As usual when travelling with my best friend Akim, I have no idea what’s waiting. Being with him is always an adventure. First I thought we were going to train in Bali, when suddenly the Philippines appeared to be better, deeper. And there is a great freediving center there.
All I knew of the Philippines is that it’s warm and nice. Which is really enough. It’s not only about the warm weather. Countries are made up by people, and the people I met in Philippines were very warm, sweet and helpful. They also made me feel I like a moviestar in Mactan. There is extremely few western tourists, and the weeks I was there I only saw another blonde person. We both stared at each other. As I was getting stared at by everyone. But in a very nice way! People and children would look up from what they were doing, their faces suddenly full of a beautiful smile, waving their hands and yelling a familiar “hello!”.
The sea was also warm. Surrounded by soft water I held by breath longer and dove deeper on an exhale. But for some reason I didn’t get the deep dives to work. Freediving requires patience. And training. And good people to train with. I’m fortunate to be able to train with some of the best in the world. And in one of the best freediving centers in Asia, freediving HQ, ran by Australian Mike Wells who is a big profile in the freediving world. But also very humble and relaxed. The freediving center is nicely organized and professional. Small things like having a fresh towel and lunch waiting for you after a dive session is a luxury we don’t often have.

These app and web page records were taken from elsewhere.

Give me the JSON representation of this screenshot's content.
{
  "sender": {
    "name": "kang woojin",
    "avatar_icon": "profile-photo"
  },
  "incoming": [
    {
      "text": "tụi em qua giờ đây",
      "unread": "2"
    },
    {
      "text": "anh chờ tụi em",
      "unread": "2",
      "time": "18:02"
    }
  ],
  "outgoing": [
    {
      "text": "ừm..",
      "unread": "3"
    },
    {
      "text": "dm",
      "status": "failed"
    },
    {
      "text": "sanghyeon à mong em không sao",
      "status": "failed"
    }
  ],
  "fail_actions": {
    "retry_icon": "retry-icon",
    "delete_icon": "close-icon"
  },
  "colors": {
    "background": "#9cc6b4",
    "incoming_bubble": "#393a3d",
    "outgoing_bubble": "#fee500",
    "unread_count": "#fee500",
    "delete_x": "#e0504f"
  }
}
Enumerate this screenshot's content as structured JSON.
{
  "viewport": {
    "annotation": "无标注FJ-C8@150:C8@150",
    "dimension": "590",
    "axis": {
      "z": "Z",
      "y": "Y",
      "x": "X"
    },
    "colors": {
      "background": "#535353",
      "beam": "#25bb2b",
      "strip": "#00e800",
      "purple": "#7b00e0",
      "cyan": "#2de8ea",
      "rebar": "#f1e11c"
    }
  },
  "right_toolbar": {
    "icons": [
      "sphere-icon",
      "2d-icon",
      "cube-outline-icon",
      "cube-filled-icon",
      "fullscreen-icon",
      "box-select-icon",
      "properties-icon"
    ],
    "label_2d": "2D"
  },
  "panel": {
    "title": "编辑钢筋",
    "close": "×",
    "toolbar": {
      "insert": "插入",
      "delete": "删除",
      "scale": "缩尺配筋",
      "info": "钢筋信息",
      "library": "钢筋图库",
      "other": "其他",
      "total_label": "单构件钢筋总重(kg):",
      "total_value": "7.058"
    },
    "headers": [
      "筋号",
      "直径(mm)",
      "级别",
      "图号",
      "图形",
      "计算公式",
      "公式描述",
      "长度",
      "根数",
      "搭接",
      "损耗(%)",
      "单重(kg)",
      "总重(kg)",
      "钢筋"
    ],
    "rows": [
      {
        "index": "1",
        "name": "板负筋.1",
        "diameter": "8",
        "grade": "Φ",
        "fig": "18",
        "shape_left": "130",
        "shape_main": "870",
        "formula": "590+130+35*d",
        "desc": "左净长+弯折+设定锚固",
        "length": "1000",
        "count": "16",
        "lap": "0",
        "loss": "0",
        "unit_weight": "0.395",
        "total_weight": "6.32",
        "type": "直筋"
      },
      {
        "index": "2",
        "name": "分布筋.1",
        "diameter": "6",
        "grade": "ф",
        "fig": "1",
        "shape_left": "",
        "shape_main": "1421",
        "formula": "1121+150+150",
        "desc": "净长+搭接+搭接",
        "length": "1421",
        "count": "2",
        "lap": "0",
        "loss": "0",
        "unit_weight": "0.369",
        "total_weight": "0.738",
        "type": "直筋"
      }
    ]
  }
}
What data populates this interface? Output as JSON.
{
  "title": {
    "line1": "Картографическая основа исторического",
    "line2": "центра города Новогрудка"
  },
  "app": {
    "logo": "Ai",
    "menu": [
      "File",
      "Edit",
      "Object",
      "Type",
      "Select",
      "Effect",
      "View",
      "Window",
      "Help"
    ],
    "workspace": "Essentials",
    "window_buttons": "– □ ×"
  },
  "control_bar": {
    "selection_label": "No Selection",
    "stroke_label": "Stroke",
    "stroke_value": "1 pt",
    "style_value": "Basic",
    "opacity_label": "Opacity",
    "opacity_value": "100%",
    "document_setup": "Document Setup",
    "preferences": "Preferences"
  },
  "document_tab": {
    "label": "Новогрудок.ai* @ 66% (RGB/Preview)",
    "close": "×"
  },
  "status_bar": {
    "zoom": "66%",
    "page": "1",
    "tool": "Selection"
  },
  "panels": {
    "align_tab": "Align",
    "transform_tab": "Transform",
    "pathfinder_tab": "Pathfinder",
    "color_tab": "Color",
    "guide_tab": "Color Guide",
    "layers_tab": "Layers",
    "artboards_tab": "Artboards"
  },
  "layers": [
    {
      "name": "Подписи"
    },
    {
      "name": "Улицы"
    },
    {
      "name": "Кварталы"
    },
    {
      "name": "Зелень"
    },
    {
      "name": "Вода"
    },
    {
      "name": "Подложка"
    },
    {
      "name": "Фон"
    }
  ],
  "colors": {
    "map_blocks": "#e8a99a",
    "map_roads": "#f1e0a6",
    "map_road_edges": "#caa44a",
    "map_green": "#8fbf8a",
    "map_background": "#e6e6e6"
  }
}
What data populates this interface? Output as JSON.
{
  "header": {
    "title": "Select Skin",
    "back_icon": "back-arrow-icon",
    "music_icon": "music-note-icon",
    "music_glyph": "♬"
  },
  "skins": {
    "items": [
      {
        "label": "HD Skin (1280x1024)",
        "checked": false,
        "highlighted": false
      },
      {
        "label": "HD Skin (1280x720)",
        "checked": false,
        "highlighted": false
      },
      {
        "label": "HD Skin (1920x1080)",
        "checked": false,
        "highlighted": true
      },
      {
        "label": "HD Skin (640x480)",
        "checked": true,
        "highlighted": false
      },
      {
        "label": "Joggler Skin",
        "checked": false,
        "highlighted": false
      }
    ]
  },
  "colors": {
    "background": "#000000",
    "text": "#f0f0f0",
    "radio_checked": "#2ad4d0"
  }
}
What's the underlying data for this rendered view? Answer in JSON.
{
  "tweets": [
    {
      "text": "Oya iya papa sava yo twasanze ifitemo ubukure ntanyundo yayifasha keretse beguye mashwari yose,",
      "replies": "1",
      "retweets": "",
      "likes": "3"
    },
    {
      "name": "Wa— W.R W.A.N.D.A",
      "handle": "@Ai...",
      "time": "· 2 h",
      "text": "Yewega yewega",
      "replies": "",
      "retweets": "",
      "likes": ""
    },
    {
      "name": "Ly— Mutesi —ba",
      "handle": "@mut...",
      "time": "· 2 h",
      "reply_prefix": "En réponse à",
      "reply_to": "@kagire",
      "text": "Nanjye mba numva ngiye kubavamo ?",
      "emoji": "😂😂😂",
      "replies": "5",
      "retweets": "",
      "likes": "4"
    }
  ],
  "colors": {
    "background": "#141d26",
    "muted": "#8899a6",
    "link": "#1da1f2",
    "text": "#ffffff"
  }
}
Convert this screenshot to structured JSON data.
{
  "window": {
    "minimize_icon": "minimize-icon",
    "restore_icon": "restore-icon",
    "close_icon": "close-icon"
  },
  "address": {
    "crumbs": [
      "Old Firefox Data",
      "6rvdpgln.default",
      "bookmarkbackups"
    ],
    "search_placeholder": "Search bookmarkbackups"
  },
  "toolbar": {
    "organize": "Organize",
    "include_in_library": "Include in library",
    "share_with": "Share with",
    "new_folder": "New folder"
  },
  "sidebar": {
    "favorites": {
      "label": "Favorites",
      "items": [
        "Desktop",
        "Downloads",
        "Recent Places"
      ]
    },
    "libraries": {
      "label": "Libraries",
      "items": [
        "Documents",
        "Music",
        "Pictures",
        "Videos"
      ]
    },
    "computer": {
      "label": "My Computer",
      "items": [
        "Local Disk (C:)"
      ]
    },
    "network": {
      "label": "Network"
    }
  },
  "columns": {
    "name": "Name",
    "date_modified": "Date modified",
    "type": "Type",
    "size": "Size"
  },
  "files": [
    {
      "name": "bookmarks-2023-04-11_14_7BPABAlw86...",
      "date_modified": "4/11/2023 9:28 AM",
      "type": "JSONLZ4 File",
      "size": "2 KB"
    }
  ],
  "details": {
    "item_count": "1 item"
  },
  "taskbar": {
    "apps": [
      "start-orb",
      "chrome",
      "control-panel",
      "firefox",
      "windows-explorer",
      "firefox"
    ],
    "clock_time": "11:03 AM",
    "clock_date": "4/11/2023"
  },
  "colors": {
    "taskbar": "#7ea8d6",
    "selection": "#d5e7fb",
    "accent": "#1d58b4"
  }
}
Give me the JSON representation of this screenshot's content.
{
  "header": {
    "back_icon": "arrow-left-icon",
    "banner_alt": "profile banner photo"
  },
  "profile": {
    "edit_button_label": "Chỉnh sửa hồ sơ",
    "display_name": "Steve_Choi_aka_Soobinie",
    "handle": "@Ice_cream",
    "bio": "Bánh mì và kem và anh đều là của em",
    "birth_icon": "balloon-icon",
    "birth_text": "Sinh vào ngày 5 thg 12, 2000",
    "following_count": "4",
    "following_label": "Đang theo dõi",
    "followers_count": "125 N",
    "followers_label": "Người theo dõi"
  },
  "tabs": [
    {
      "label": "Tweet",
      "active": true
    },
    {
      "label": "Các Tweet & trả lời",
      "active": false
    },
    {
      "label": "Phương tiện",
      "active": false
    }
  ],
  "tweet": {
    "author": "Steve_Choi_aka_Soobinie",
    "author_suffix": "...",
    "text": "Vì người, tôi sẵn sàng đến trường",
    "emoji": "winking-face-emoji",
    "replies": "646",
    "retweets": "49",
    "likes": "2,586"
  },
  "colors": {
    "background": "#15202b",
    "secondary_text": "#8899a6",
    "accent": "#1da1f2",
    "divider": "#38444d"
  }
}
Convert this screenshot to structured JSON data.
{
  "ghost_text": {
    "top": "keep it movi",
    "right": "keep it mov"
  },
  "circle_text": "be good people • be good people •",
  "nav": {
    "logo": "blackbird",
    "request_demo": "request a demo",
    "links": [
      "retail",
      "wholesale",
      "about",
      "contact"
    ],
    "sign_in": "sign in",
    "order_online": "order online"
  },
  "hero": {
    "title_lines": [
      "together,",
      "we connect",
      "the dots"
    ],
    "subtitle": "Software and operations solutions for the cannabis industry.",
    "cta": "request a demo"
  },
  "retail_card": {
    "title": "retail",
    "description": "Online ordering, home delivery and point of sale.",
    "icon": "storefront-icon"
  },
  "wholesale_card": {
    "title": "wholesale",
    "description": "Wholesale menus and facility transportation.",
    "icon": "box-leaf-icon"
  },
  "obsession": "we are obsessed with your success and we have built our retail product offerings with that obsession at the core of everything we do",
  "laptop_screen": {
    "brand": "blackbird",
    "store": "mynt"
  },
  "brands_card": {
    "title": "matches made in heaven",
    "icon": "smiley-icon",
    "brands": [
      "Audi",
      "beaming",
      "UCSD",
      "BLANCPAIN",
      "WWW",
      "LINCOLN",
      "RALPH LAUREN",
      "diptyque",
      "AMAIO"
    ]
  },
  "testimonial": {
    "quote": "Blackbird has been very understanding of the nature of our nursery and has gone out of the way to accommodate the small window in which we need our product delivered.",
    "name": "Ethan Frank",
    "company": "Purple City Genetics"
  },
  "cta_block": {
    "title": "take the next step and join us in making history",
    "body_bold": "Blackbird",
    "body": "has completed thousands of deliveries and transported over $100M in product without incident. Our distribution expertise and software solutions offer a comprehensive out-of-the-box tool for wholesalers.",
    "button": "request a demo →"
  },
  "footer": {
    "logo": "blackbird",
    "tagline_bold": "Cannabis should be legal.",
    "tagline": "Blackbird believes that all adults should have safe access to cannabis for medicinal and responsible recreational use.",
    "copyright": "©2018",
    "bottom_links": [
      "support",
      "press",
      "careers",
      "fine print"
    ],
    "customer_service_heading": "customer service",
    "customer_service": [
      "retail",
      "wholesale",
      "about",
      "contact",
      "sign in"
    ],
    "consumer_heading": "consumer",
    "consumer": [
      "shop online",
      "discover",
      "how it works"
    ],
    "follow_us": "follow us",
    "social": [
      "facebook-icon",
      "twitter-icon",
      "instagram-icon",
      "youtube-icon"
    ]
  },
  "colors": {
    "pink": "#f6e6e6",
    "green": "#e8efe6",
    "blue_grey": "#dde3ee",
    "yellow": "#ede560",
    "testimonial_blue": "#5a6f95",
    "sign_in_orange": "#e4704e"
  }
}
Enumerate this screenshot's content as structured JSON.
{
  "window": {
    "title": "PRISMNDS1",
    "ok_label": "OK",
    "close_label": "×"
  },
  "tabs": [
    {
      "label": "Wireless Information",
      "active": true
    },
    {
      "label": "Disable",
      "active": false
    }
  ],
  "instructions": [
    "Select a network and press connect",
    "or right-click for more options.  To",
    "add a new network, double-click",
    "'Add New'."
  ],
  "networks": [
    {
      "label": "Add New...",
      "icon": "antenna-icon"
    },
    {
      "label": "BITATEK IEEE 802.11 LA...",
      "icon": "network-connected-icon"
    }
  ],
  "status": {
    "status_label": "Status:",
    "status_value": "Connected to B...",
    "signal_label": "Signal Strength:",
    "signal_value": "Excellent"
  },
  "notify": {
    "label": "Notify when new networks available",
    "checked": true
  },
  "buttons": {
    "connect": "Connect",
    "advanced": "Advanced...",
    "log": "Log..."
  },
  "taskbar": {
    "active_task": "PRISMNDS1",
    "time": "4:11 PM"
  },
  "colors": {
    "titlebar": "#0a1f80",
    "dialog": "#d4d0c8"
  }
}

The only first disappointment was the underwater life. There is still a lot of fishing with dynamite and cyanide which has killed a lot of coral reefs and fish, so if you want to see amazing corals you have to get away from the bigger islands. (There are 7000 islands in Philippines, so quite a lot to choose from). Freediving with the whale sharks was an amazing experience! But I still couldn’t push myself to free dive deep if the passion is not there.
So I followed my belief that you will dive deep if you are happy. Surfing makes me happy. And by chance I have a friend from my childhood surfing only a few islands away.
I bought a ticket and went the next day.
And landed in paradise.
Siargao was all I had hoped for in the Philippines; remote, pristine, not much tourists, amazing nature, quiet, not much traffic, good food, beautiful beaches, crystal clear water, friendly people, good friends – and surf. It’s the kind of place I’d only wish for to exist. As I arrived I found that half my old friend Carl’s family was there too – having bought a wonderful bungalow resort, villa solaria! A perfect place just by the beach, surrounded by coconut palm trees and the sound of the sea. All of them surfing, of course. So we surfed the afternoon, had a short sleep to wake up at dawn for the swell surf.
That morning i It wasn’t just swell. Unless houses can swell. The waves were as big as houses! I have never surfed anything close to the size of those waves, but didn’t really think about it. All I wanted was to be there on a surfboard. But I’m still a beginner at surfing. As the walls of water closed in my blood was full of tingling adrenaline and it took a while before I choose a small-sized-house-wave. I paddled my arms off but didn’t get on it. As I turned around there was another wall closing in. I quickly found out that duck diving or turtle rolling didn’t really work. There was a moment of silence before I was inside a roaring washing machine of water that pulled, pushed and tumbled me around like a broken umbrella only to spit me out in white foam some half eternity later. The power of nature was stunning. And so was the long paddle back. I only got some smaller waves and whitewater, but I’m not a picky surfer. I was just very happy.
I left with saltwater dripping from my nose knowing I will come back.
Actually I’m thinking about making a freediving/surf/yoga camp in Siargao. Anyone interested?